His thoughts in "Das Jahrhundert der Judenbuche" deal with these three countries and with Wilhelm Grimm, Jenny and Annette von Droste-Hülshoff, Walter Benjamin and Peter Sloterdijk. Benjamin, whom Adach has portrayed darkly in the painting "Berlin", lived in Illies' period of time. The other persons are so important within the European cultural history that they probably would have shown up in his book if it was not limited to dealing with the year 1913.
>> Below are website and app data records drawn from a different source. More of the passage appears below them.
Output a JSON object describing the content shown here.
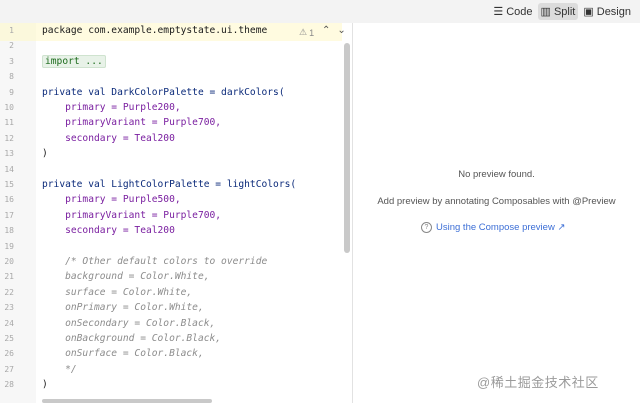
{
  "toolbar": {
    "modes": [
      {
        "icon": "lines-icon",
        "label": "Code"
      },
      {
        "icon": "split-icon",
        "label": "Split"
      },
      {
        "icon": "image-icon",
        "label": "Design"
      }
    ]
  },
  "editor": {
    "warning_count": "1",
    "line_numbers": [
      "1",
      "2",
      "3",
      "8",
      "9",
      "10",
      "11",
      "12",
      "13",
      "14",
      "15",
      "16",
      "17",
      "18",
      "19",
      "20",
      "21",
      "22",
      "23",
      "24",
      "25",
      "26",
      "27",
      "28"
    ],
    "lines": [
      "package com.example.emptystate.ui.theme",
      "",
      "import ...",
      "",
      "private val DarkColorPalette = darkColors(",
      "    primary = Purple200,",
      "    primaryVariant = Purple700,",
      "    secondary = Teal200",
      ")",
      "",
      "private val LightColorPalette = lightColors(",
      "    primary = Purple500,",
      "    primaryVariant = Purple700,",
      "    secondary = Teal200",
      "",
      "    /* Other default colors to override",
      "    background = Color.White,",
      "    surface = Color.White,",
      "    onPrimary = Color.White,",
      "    onSecondary = Color.Black,",
      "    onBackground = Color.Black,",
      "    onSurface = Color.Black,",
      "    */",
      ")"
    ]
  },
  "preview": {
    "no_preview": "No preview found.",
    "hint": "Add preview by annotating Composables with @Preview",
    "link": "Using the Compose preview ↗"
  },
  "watermark": "@稀土掘金技术社区"
}
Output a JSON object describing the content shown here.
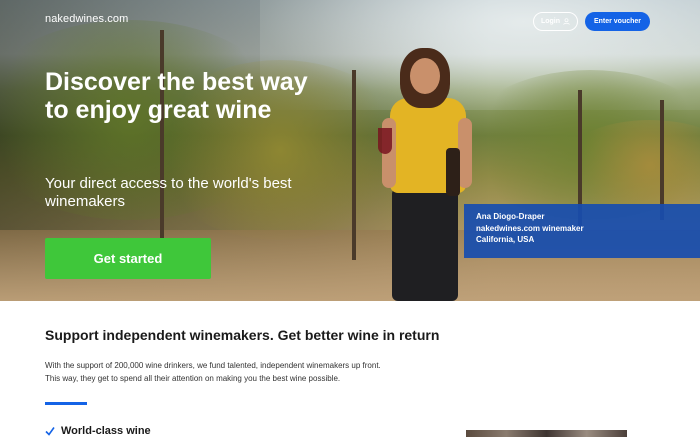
{
  "header": {
    "logo": "nakedwines.com",
    "login_label": "Login",
    "voucher_label": "Enter voucher"
  },
  "hero": {
    "headline": "Discover the best way to enjoy great wine",
    "subhead": "Your direct access to the world's best winemakers",
    "cta_label": "Get started",
    "caption": {
      "name": "Ana Diogo-Draper",
      "role": "nakedwines.com winemaker",
      "location": "California, USA"
    }
  },
  "main": {
    "title": "Support independent winemakers. Get better wine in return",
    "paragraph_lines": [
      "With the support of 200,000 wine drinkers, we fund talented, independent winemakers up front.",
      "This way, they get to spend all their attention on making you the best wine possible."
    ],
    "features": [
      {
        "label": "World-class wine",
        "icon": "checkmark-icon"
      }
    ]
  },
  "colors": {
    "accent_blue": "#1463e6",
    "cta_green": "#3fc73a",
    "caption_blue": "#174daf"
  }
}
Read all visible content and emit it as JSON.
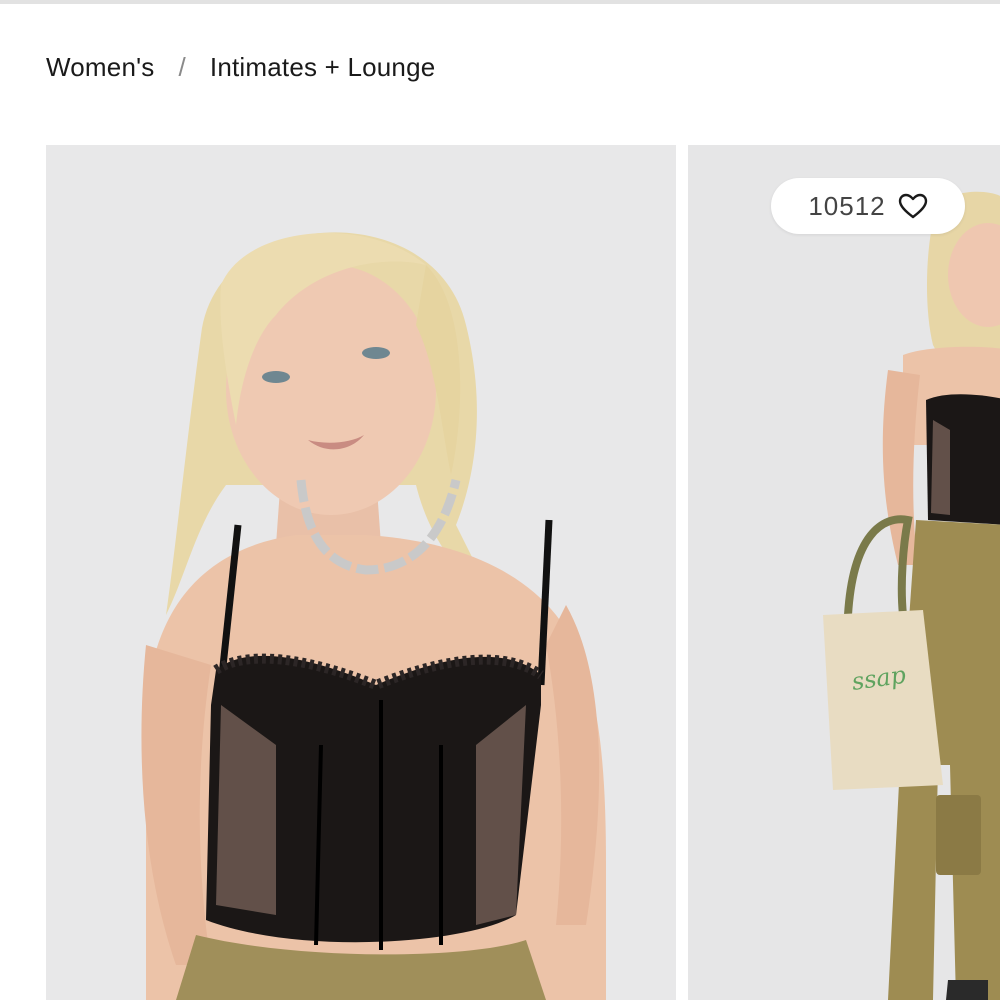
{
  "breadcrumb": {
    "items": [
      {
        "label": "Women's"
      },
      {
        "label": "Intimates + Lounge"
      }
    ],
    "separator": "/"
  },
  "gallery": {
    "images": [
      {
        "alt": "Model wearing black lace corset top with chain necklace"
      },
      {
        "alt": "Model wearing corset top with olive cargo pants holding tote bag"
      }
    ],
    "likes": {
      "count": "10512",
      "icon": "heart-icon"
    }
  },
  "colors": {
    "text": "#1a1a1a",
    "image_bg": "#e9e9ea",
    "pill_bg": "#ffffff"
  }
}
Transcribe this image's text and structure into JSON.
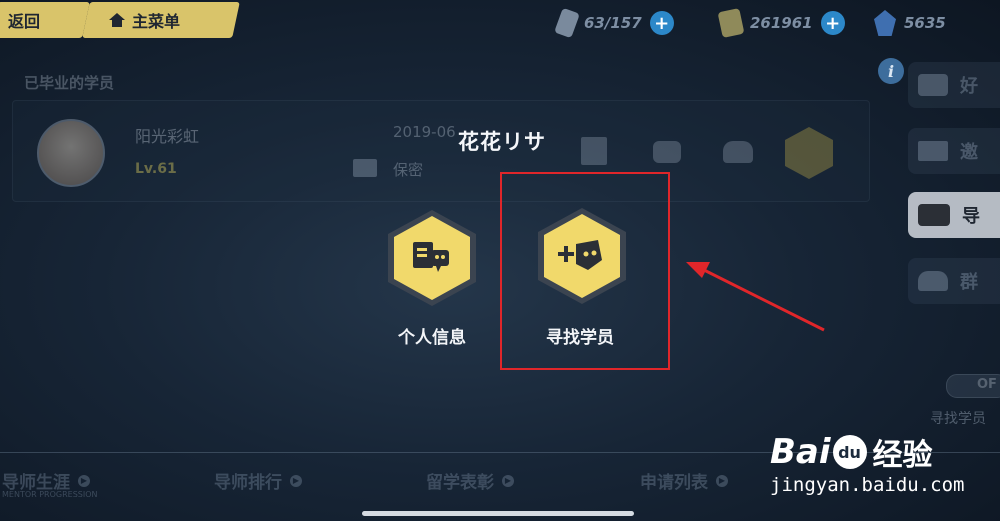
{
  "topbar": {
    "back_label": "返回",
    "main_menu_label": "主菜单",
    "resources": [
      {
        "icon": "phone-icon",
        "value": "63/157"
      },
      {
        "icon": "crystal-icon",
        "value": "261961"
      },
      {
        "icon": "gem-icon",
        "value": "5635"
      }
    ]
  },
  "section_title": "已毕业的学员",
  "student": {
    "name": "阳光彩虹",
    "level": "Lv.61",
    "date_partial": "2019-06",
    "privacy": "保密"
  },
  "dialog": {
    "player_name": "花花リサ",
    "actions": [
      {
        "icon": "profile-card-icon",
        "label": "个人信息"
      },
      {
        "icon": "add-student-icon",
        "label": "寻找学员"
      }
    ]
  },
  "right_tabs": [
    "好",
    "邀",
    "导",
    "群"
  ],
  "toggle_label": "OF",
  "find_student_partial": "寻找学员",
  "bottom_tabs": {
    "career": "导师生涯",
    "career_sub": "MENTOR PROGRESSION",
    "ranking": "导师排行",
    "study_abroad": "留学表彰",
    "requests": "申请列表"
  },
  "watermark": {
    "brand": "Bai",
    "brand2": "du",
    "product": "经验",
    "url": "jingyan.baidu.com"
  },
  "colors": {
    "accent_yellow": "#f1d96b",
    "highlight_red": "#e0262a",
    "plus_blue": "#2c88c9"
  }
}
Adach’s works are not only referring to the specific historical period of Totalitarianism in Europe. "Romantics (G8 Rostock)" is dated 2007-2012. The summit of the major industrialized nations took place in Heiligendamm in 2007. The masked person in the painting is presumably protesting violently against the summit. "Riots in Rostock - 430 police officers injured" was a headline in Spiegel Online in those days. It can only be speculated as to whether the title of Adach’s painting refers to the fact that those in Europe who oppose the economic order dominated by the G8 are devaluated with the attribute "Social Romantics". In 2012, when the painting was completed, this subject was again very relevant. In the south of the continent, angry citizens are out on the streets demonstrating against the (savings) policies applied to battle the financial crisis which brought their countries to the brink of bankruptcy. Some of the protesters resemble the person portrayed by Adach. Sometimes Angela Merkel is shown with Nazi symbols during demonstrations.
December, 2012, when some of Adach’s paintings were being shown in the exhibition "Premiere 2013" and Illies' book received a lot of attention because of the approaching Christmas season sales and the new year, was also the month in which the head of the largest bank of a small neighboring country of Germany, namely Denmark, was especially defensive since his bank had used pictures similar to "Romantics (G8 Rostock)” in its commercials. The image of the Danske Bank had suffered a particularly hard blow during the financial crisis and tried to regain its standing with this act of unrefracting ingratiation. These commercials were running in all the countries in which the Danske Bank is represented, including Poland.
The themes of some of Adam Adach’s works are almost continuously topical as are the themes of Annette von Droste-Hülshoff in "The Judenbuche". These themes might relate to specific events and time periods, but the underlying characteristics are often, unfortunately, timeless.